Texas is thinking about doing something very smart. They want to expand the current mandatory categorical eligibility for Medicaid for pregnant women that currently expires at sixty days after birth to a full year of eligibility after birth.
To combat maternal mortality and morbidity, several Democrats and at least one Republican have proposed extending Medicaid coverage to one year after a woman gives birth or has an involuntary miscarriage.
“This is a really important bill because there is a gap in treatment, and this will ensure Texas women will continue to receive Medicaid coverage for 12 months,” said Rep. Shawn Thierry, D-Houston, who filed a bill to extend coverage. “I believe that this will reduce the maternal deaths.”
In 2016, Texas gained national attention for having the “highest maternal mortality rate in the developed world,” based on data from 2012 that was published in a study. Last year, the state found that inaccurate reporting inflated the data, but officials have continued efforts to lower the numbers.

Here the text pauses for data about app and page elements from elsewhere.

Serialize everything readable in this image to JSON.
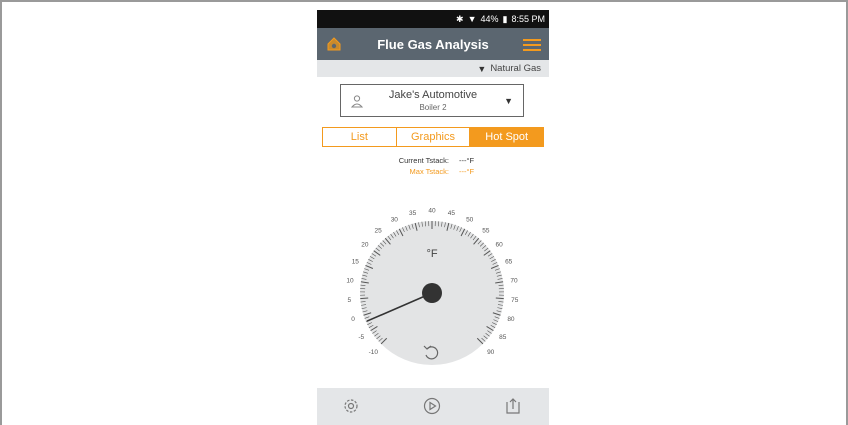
{
  "status": {
    "battery": "44%",
    "time": "8:55 PM",
    "bluetooth_icon": "bluetooth-icon",
    "wifi_icon": "wifi-icon",
    "battery_icon": "battery-icon"
  },
  "appbar": {
    "title": "Flue Gas Analysis",
    "home_icon": "home-icon",
    "menu_icon": "menu-icon"
  },
  "fuel": {
    "selected": "Natural Gas"
  },
  "customer": {
    "name": "Jake's Automotive",
    "location": "Boiler 2"
  },
  "tabs": [
    {
      "label": "List",
      "active": false
    },
    {
      "label": "Graphics",
      "active": false
    },
    {
      "label": "Hot Spot",
      "active": true
    }
  ],
  "readings": {
    "current_label": "Current Tstack:",
    "current_value": "---°F",
    "max_label": "Max Tstack:",
    "max_value": "---°F"
  },
  "gauge": {
    "unit": "°F",
    "min": -10,
    "max": 90,
    "labels": [
      -10,
      -5,
      0,
      5,
      10,
      15,
      20,
      25,
      30,
      35,
      40,
      45,
      50,
      55,
      60,
      65,
      70,
      75,
      80,
      85,
      90
    ],
    "needle_value": -2,
    "reset_icon": "reset-icon"
  },
  "bottombar": {
    "settings_icon": "gear-icon",
    "play_icon": "play-icon",
    "export_icon": "export-icon"
  },
  "colors": {
    "accent": "#f39a1e",
    "appbar": "#5b6670",
    "dial": "#e3e4e5"
  }
}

Medicaid requires states to cover income qualified pregnant women for the pre-natal period and for sixty days after birth. The theory is that work is difficult in this time period, the baby needs intensive parental attention and good healthcare for the mom will lead to better health and development outcomes for the baby. Income restrictions are much higher for this adult population than many other adult eligible populations. In Texas, a woman can earn roughly $32,000/year to qualify as a pregnant woman with a single child. After sixty days, the current income cut-off for the same family to get the mom Medicaid qualified is $2,400 per year. Texas transitions women to a limited benefit plan if they don’t qualify for low income Medicaid sixty days after birth.
That is a huge cliff. And many women will fall off that cliff. If they are earning over 100% FPL, they are eligible for a subsidized exchange plan. If they earn under 100% FPL (~$16,480 for a family of two) they get no exchange subsidies and most likely earn too much to qualify for low income Medicaid. A lot of people fall off the cliff.
New Jersey is considering a similar change to their Medicaid program. They are a Medicaid expansion state but Medicaid expansion cuts off at 138% FPL while low income pregnant woman eligibility cuts off significantly higher. It would promote continuity of care.
Why does this matter in a Medicaid expansion state? There is a still a gap in income thresholds for Medicaid for pregnant women and Medicaid for low-income adults. In NJ, households between 138% and 205% FPL fall in this gap ($20,420 to $41,861 for a family of 3).
— Jamie Daw (@jamie_daw) February 12, 2019
This is interesting and potentially good news from Texas and New Jersey.